– Professor Adrienne Clarke AC

We all know that the only constant is change. As to how it plays out, is simply a matter of monitoring it day by day. What does it mean for us as Chancellors? It means we have to have the appropriate competency both at management and on the Council to have those intelligent discussions to keep the finger on the pulse. Most importantly, universities are great places to have this discussion, because somewhere in our empires there has got to be an entire section or unit, if it is best of breed, which will be able to assist this process.

– Mr Simon McKeon AO

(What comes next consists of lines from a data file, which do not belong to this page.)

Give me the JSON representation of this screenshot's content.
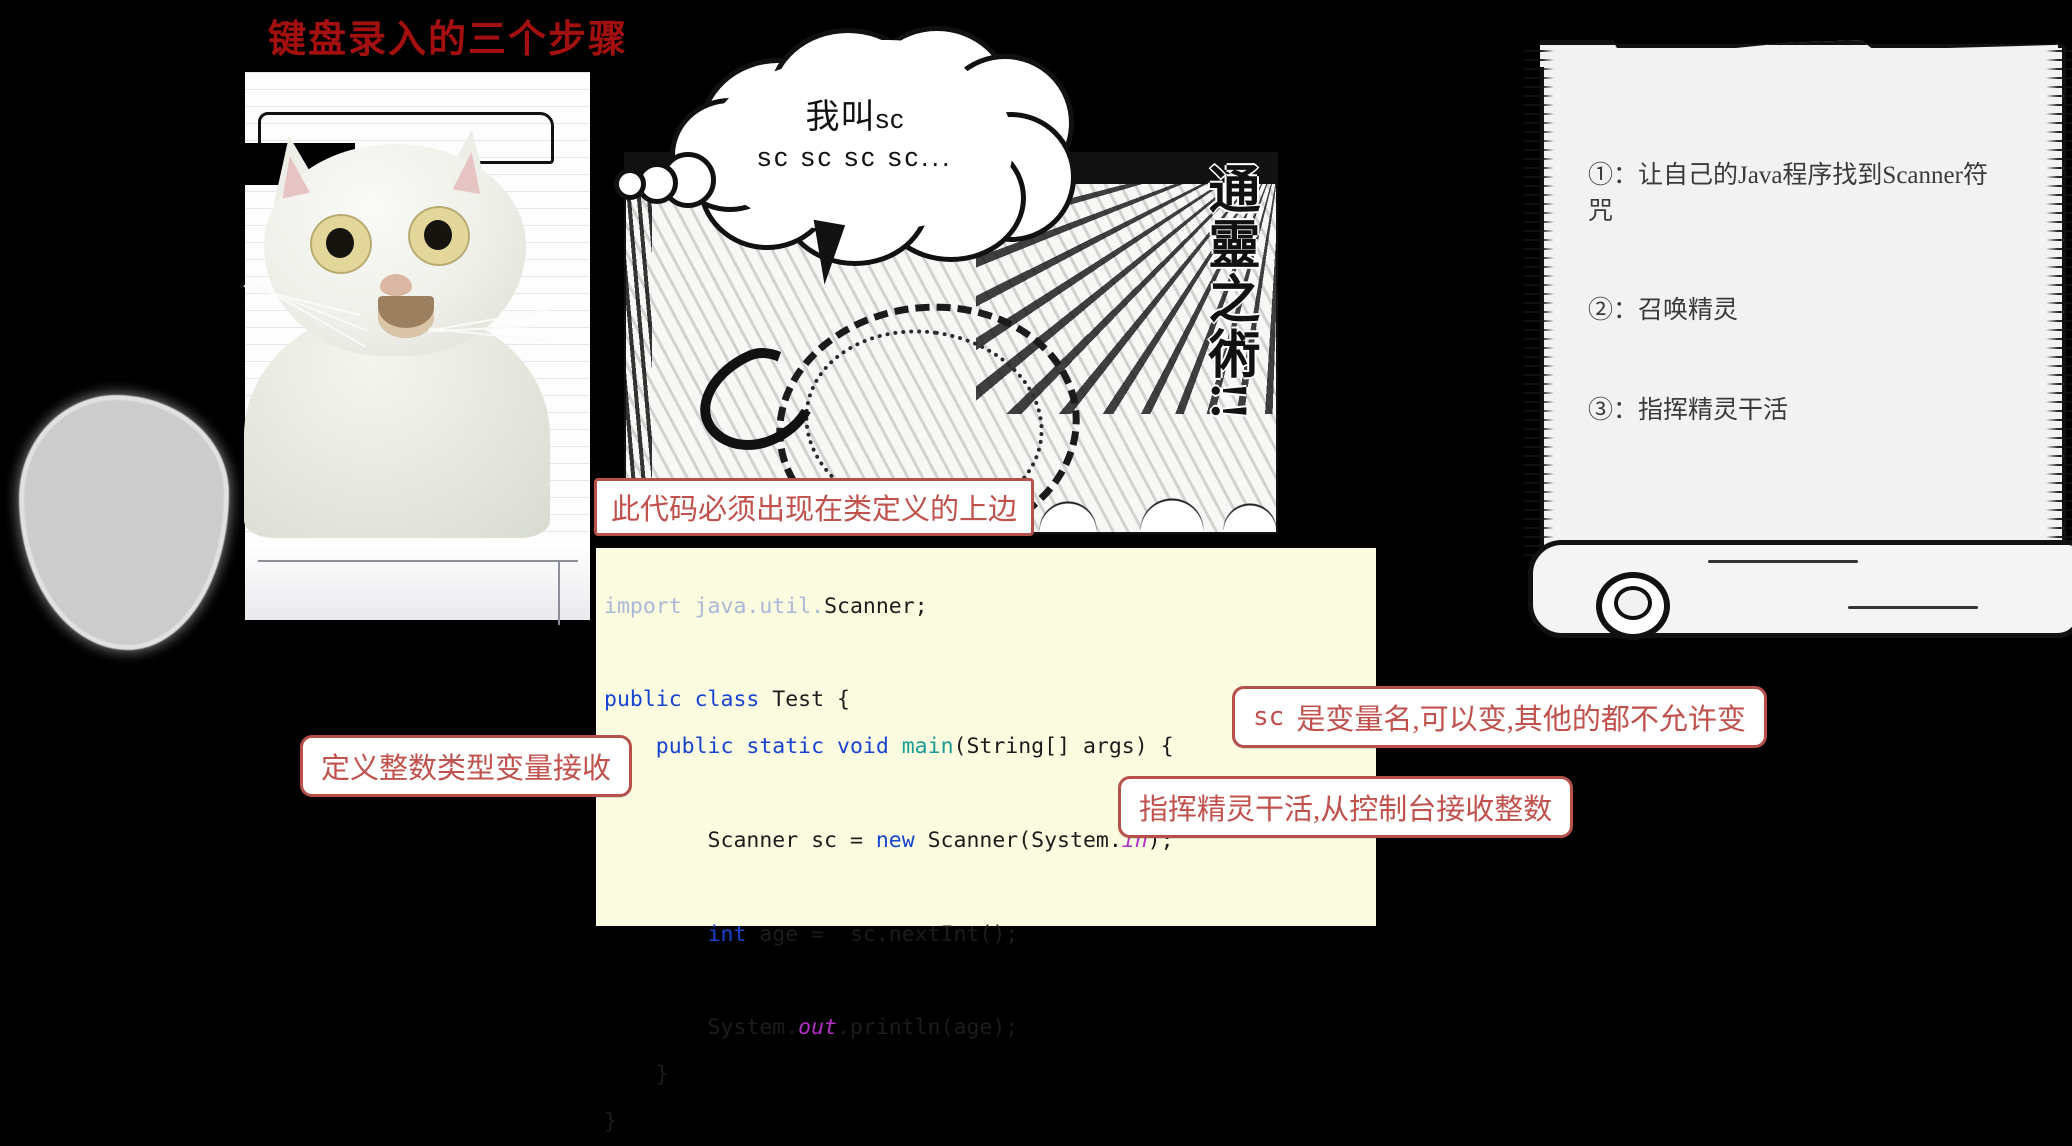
{
  "title": "键盘录入的三个步骤",
  "colors": {
    "title_red": "#A41010",
    "callout_border": "#B5504B",
    "callout_text": "#C0514C",
    "code_bg": "#fbfbdf",
    "keyword_blue": "#1743d1",
    "keyword_dim": "#a9b8d6",
    "method_teal": "#1c9b96",
    "field_purple": "#b42ec6",
    "scroll_bg": "#f2f2f2",
    "background": "#000000"
  },
  "thought_bubble": {
    "name": "speech-bubble",
    "line1_cn": "我叫",
    "line1_en": "sc",
    "line2": "sc sc sc sc..."
  },
  "manga_panel": {
    "vertical_text": "通靈之術!!",
    "alt": "manga summoning circle panel"
  },
  "cat": {
    "alt": "surprised white cat meme"
  },
  "scroll": {
    "name": "steps-scroll",
    "items": [
      "①：让自己的Java程序找到Scanner符咒",
      "②：召唤精灵",
      "③：指挥精灵干活"
    ]
  },
  "code": {
    "language": "java",
    "lines": [
      {
        "tokens": [
          {
            "t": "import",
            "c": "kw-dim"
          },
          {
            "t": " java.util.",
            "c": "kw-dim"
          },
          {
            "t": "Scanner;",
            "c": ""
          }
        ]
      },
      {
        "tokens": []
      },
      {
        "tokens": [
          {
            "t": "public class ",
            "c": "kw"
          },
          {
            "t": "Test {",
            "c": ""
          }
        ]
      },
      {
        "tokens": [
          {
            "t": "    ",
            "c": ""
          },
          {
            "t": "public static void ",
            "c": "kw"
          },
          {
            "t": "main",
            "c": "fn"
          },
          {
            "t": "(String[] args) {",
            "c": ""
          }
        ]
      },
      {
        "tokens": []
      },
      {
        "tokens": [
          {
            "t": "        Scanner sc = ",
            "c": ""
          },
          {
            "t": "new",
            "c": "kw"
          },
          {
            "t": " Scanner(System.",
            "c": ""
          },
          {
            "t": "in",
            "c": "fld"
          },
          {
            "t": ");",
            "c": ""
          }
        ]
      },
      {
        "tokens": []
      },
      {
        "tokens": [
          {
            "t": "        ",
            "c": ""
          },
          {
            "t": "int",
            "c": "kw"
          },
          {
            "t": " age =  sc.nextInt();",
            "c": ""
          }
        ]
      },
      {
        "tokens": []
      },
      {
        "tokens": [
          {
            "t": "        System.",
            "c": ""
          },
          {
            "t": "out",
            "c": "fld"
          },
          {
            "t": ".println(age);",
            "c": ""
          }
        ]
      },
      {
        "tokens": [
          {
            "t": "    }",
            "c": ""
          }
        ]
      },
      {
        "tokens": [
          {
            "t": "}",
            "c": ""
          }
        ]
      }
    ]
  },
  "callouts": {
    "import_note": "此代码必须出现在类定义的上边",
    "define_var": "定义整数类型变量接收",
    "sc_name_mono": "sc",
    "sc_name": "是变量名,可以变,其他的都不允许变",
    "console_note": "指挥精灵干活,从控制台接收整数"
  }
}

In terms of the disruptive nature of technology, I don’t think we are as prepared as we should be. The technology of distance learning is there, the pedagogy is there. There is no reason at all that our students shouldn’t go and do their degree in Accountancy at Phoenix University. So what’s stopping it? First of all, the technology has run ahead of the business plan. At the moment the technology is there but no institution has really thought about the business model to deliver this. It will come, and then it will be a threat. The second protection is cultural, where at the moment if you went to an employer in Australia with a degree that you did in an Australian university and another student had a that they got degree online from Phoenix, there would still be a cultural protection that employers would see the degree you did here as being better. When prestigious overseas universities start to actually award degrees online, then that protection will be undermined. So I think that at the moment we are in a false lull, and I suspect there is going to be a new wave of technological disruption to come.

– Professor Peter Shergold AC

Universities are splendidly complex organisations, much more than a public service department. I’ve been struck by how much more bureaucratic universities are than the bureaucracy. The core role of the university Senate, in our case, hasn’t fundamentally changed. Understanding the complexity of a university in an environment that’s changing has made governance that much more complicated. Not only are we large business enterprises, but we also have a role to play in terms of a liberal education, the pursuit of knowledge, anchoring the university in a community, and that requires a very different set of governance skills for any institution.

– Mr Peter Varghese AO

2016 National Conference on University Governance

The 2016 National Conference on University Governance was held at Sydney’s Darling Harbour on 5th & 6th October. Presentation slides from the conference are available below:

Past UCC Meetings
  • University Chancellors Council meeting 2016/02 – 6 October 2016, Novotel Sydney on Darling Harbour
  • 2016 National Conference on University Governance – 5 and 6 October 2016, Doltone House on Darling Island Wharf and Novotel Sydney on Darling Harbour
  • University Chancellors Council meeting 2016/01 – 16 and 17 May 2016, Monash University
  • University Chancellors Council meeting 2015/02 – 13 October 2015, University of Newcastle
  • University Chancellors Council meeting 2015/01 – 19 May 2015, Charles Sturt University, Wagga Wagga
  • University Chancellors Council meeting 2014/02 – 29 October 2014, University of Melbourne
  • 2014 National Conference on University Governance – 28 and 29 October 2014, Sofitel Melbourne
  • University Chancellors Council meeting 2014/01 – 5 and 6 May 2014, Swinburne University of Technology